Vietnam’s gross domestic product (GDP) expanded 4.12 percent in the second quarter of 2023, well above the 3.28-percent increase in the previous quarter, given gradual rebounds in multiple sectors.
The figures were detailed in a report on socio-economic performance presented by the Ministry of Planning and Investment at a session held by the National Assembly Economic Committee on Wednesday morning.
Besides, Standard Chartered Bank forecasts the Southeast Asian nation will achieve GDP growth of 5.1 percent in the third quarter, up nearly one percentage point over the second quarter.
Singapore lender United Overseas Bank made a higher forecast for Vietnam’s GDP growth at 5.6 percent in the July-September period.
The lender also predicts a 7.6-percent expansion in the fourth quarter for the Vietnamese economy.
Despite the slow global economic growth, Vietnam is striving to get the GDP growth rate as high as possible this year, according to the report.
Multiple sectors are among main drivers of the economic growth.
Farm produce exports reached US$33.2 billion during the January-August period, at an upswing pace of an estimated 3.34-3.51 percent, while the growth of the service industry is estimated at 6.31-6.95 percent this year.
The index of industrial production in August increased 2.9 percent month on month, while the purchasing managers’ index hit over 50 in August, the highest since March, showing an expansion in production and new orders.
As for the investment aspect, many key projects have got off the ground over the past few months.
As of August, the disbursement of public investment capital had met 42.35 percent of the target, well above the 39.15-percent level in the same period last year.
Vietnam will keep removing obstacles facing enterprises, promote consumption, foster tourism, diversify exports, and speed up traffic projects to achieve the challenging GDP target of 6.5 percent in 2023, according to the ministry.

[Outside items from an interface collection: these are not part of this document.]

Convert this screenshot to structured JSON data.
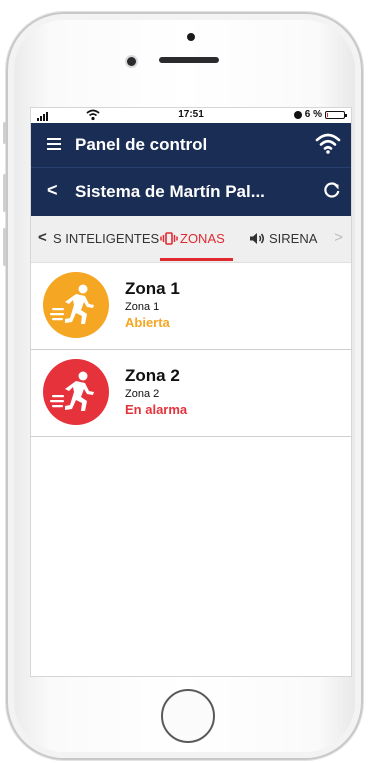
{
  "status_bar": {
    "time": "17:51",
    "battery": "6 %",
    "battery_level": 0.06
  },
  "app_bar": {
    "title": "Panel de control",
    "menu_icon": "hamburger-icon",
    "connection_icon": "wifi-icon"
  },
  "sub_bar": {
    "back_label": "<",
    "title": "Sistema de Martín Pal...",
    "refresh_icon": "refresh-icon"
  },
  "tabs": {
    "items": [
      {
        "label": "S INTELIGENTES",
        "active": false
      },
      {
        "label": "ZONAS",
        "active": true,
        "icon": "vibration-icon"
      },
      {
        "label": "SIRENA",
        "active": false,
        "icon": "speaker-icon"
      }
    ],
    "prev_label": "<",
    "next_label": ">",
    "accent_color": "#e02a32"
  },
  "zones": [
    {
      "name": "Zona 1",
      "subtitle": "Zona 1",
      "status": "Abierta",
      "color": "#f5a623",
      "icon": "running-person-icon"
    },
    {
      "name": "Zona 2",
      "subtitle": "Zona 2",
      "status": "En alarma",
      "color": "#e5323b",
      "icon": "running-person-icon"
    }
  ],
  "colors": {
    "header_bg": "#1a2d54"
  }
}
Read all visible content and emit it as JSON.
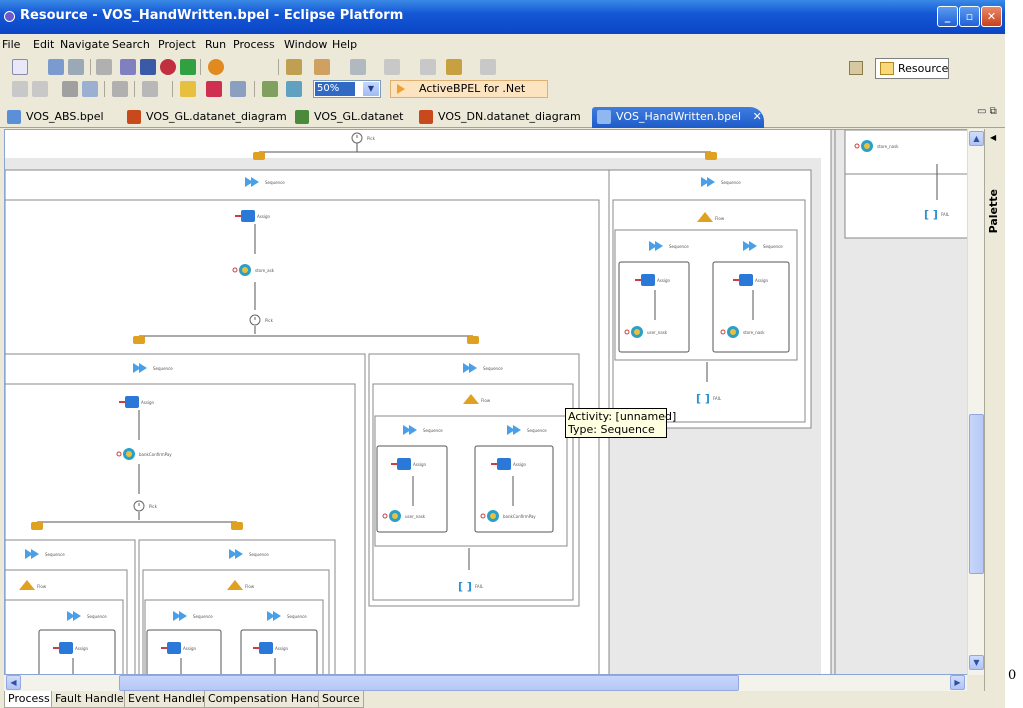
{
  "window": {
    "title": "Resource - VOS_HandWritten.bpel - Eclipse Platform",
    "minimize": "_",
    "maximize": "▫",
    "close": "✕"
  },
  "menu": [
    "File",
    "Edit",
    "Navigate",
    "Search",
    "Project",
    "Run",
    "Process",
    "Window",
    "Help"
  ],
  "toolbar": {
    "zoom": "50%",
    "engine": "ActiveBPEL for .Net",
    "perspective": "Resource"
  },
  "editor_tabs": [
    {
      "label": "VOS_ABS.bpel",
      "icon_color": "#5b8fd8"
    },
    {
      "label": "VOS_GL.datanet_diagram",
      "icon_color": "#c84a1c"
    },
    {
      "label": "VOS_GL.datanet",
      "icon_color": "#4a8a3a"
    },
    {
      "label": "VOS_DN.datanet_diagram",
      "icon_color": "#c84a1c"
    },
    {
      "label": "VOS_HandWritten.bpel",
      "icon_color": "#5b8fd8",
      "active": true,
      "close": "✕"
    }
  ],
  "tab_controls": "▭ ⧉",
  "palette": {
    "label": "Palette"
  },
  "tooltip": {
    "line1": "Activity: [unnamed]",
    "line2": "Type: Sequence"
  },
  "bottom_tabs": [
    "Process",
    "Fault Handlers",
    "Event Handlers",
    "Compensation Handler",
    "Source"
  ],
  "margin_label": "0",
  "colors": {
    "accent": "#1e5bc8",
    "assign": "#2a78d8",
    "flow": "#e0a020",
    "sequence": "#4aa0e8",
    "invoke": "#2aa0c8"
  },
  "nodes": {
    "pick": "Pick",
    "sequence": "Sequence",
    "assign": "Assign",
    "flow": "Flow",
    "fail": "FAIL",
    "store_ask": "store_ask",
    "store_nask": "store_nask",
    "user_nask": "user_nask",
    "bankConfirmPay": "bankConfirmPay"
  }
}
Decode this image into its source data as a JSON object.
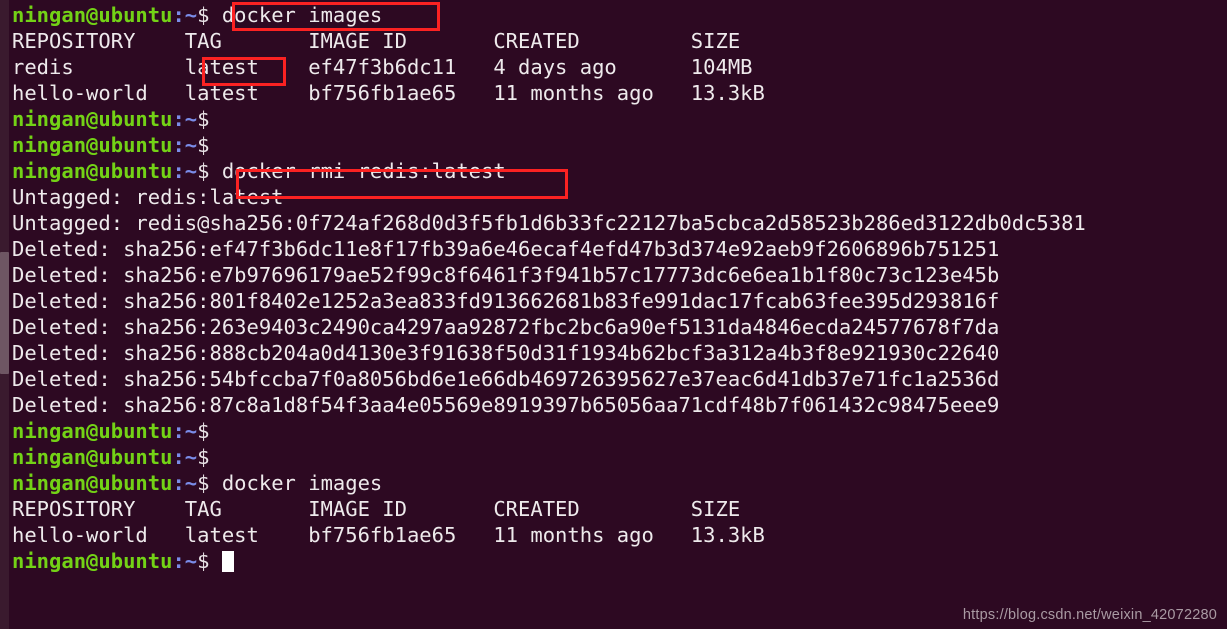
{
  "terminal": {
    "background_color": "#2d0922",
    "prompt_user_color": "#73d216",
    "prompt_path_color": "#7a8ce8",
    "text_color": "#e8e3e6",
    "annotation_color": "#fb2222",
    "prompt": {
      "user_host": "ningan@ubuntu",
      "path": ":~",
      "dollar": "$"
    },
    "lines": [
      {
        "type": "prompt",
        "command": " docker images"
      },
      {
        "type": "output",
        "text": "REPOSITORY    TAG       IMAGE ID       CREATED         SIZE"
      },
      {
        "type": "output",
        "text": "redis         latest    ef47f3b6dc11   4 days ago      104MB"
      },
      {
        "type": "output",
        "text": "hello-world   latest    bf756fb1ae65   11 months ago   13.3kB"
      },
      {
        "type": "prompt",
        "command": ""
      },
      {
        "type": "prompt",
        "command": ""
      },
      {
        "type": "prompt",
        "command": " docker rmi redis:latest"
      },
      {
        "type": "output",
        "text": "Untagged: redis:latest"
      },
      {
        "type": "output",
        "text": "Untagged: redis@sha256:0f724af268d0d3f5fb1d6b33fc22127ba5cbca2d58523b286ed3122db0dc5381"
      },
      {
        "type": "output",
        "text": "Deleted: sha256:ef47f3b6dc11e8f17fb39a6e46ecaf4efd47b3d374e92aeb9f2606896b751251"
      },
      {
        "type": "output",
        "text": "Deleted: sha256:e7b97696179ae52f99c8f6461f3f941b57c17773dc6e6ea1b1f80c73c123e45b"
      },
      {
        "type": "output",
        "text": "Deleted: sha256:801f8402e1252a3ea833fd913662681b83fe991dac17fcab63fee395d293816f"
      },
      {
        "type": "output",
        "text": "Deleted: sha256:263e9403c2490ca4297aa92872fbc2bc6a90ef5131da4846ecda24577678f7da"
      },
      {
        "type": "output",
        "text": "Deleted: sha256:888cb204a0d4130e3f91638f50d31f1934b62bcf3a312a4b3f8e921930c22640"
      },
      {
        "type": "output",
        "text": "Deleted: sha256:54bfccba7f0a8056bd6e1e66db469726395627e37eac6d41db37e71fc1a2536d"
      },
      {
        "type": "output",
        "text": "Deleted: sha256:87c8a1d8f54f3aa4e05569e8919397b65056aa71cdf48b7f061432c98475eee9"
      },
      {
        "type": "prompt",
        "command": ""
      },
      {
        "type": "prompt",
        "command": ""
      },
      {
        "type": "prompt",
        "command": " docker images"
      },
      {
        "type": "output",
        "text": "REPOSITORY    TAG       IMAGE ID       CREATED         SIZE"
      },
      {
        "type": "output",
        "text": "hello-world   latest    bf756fb1ae65   11 months ago   13.3kB"
      },
      {
        "type": "prompt",
        "command": "",
        "cursor": true
      }
    ]
  },
  "annotations": [
    {
      "name": "docker-images-command",
      "label": "docker images"
    },
    {
      "name": "redis-latest-tag",
      "label": "latest"
    },
    {
      "name": "docker-rmi-command",
      "label": "docker rmi redis:latest"
    }
  ],
  "watermark": {
    "text": "https://blog.csdn.net/weixin_42072280"
  }
}
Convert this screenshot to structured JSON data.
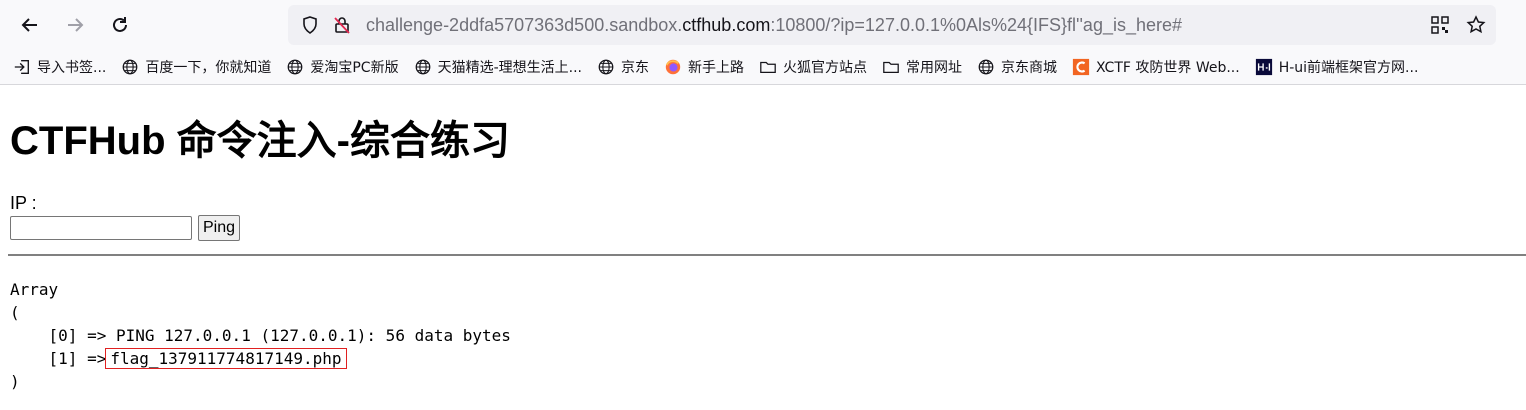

National Assembly deputy Tran Anh Tuan from Ho Chi Minh City said that the global economic growth remains complicated, while global consumption and spending are on the downward trend.
However, Vietnam is seeing a mild rise in new orders in the apparel, processing, and production and wood industries.
The government has enhanced efforts in seeking new import markets such as South America, the Middle East, and Africa to make up for the decrease in Vietnam’s exports to its traditional buyers, including the United States, Europe, and Japan, Tuan said.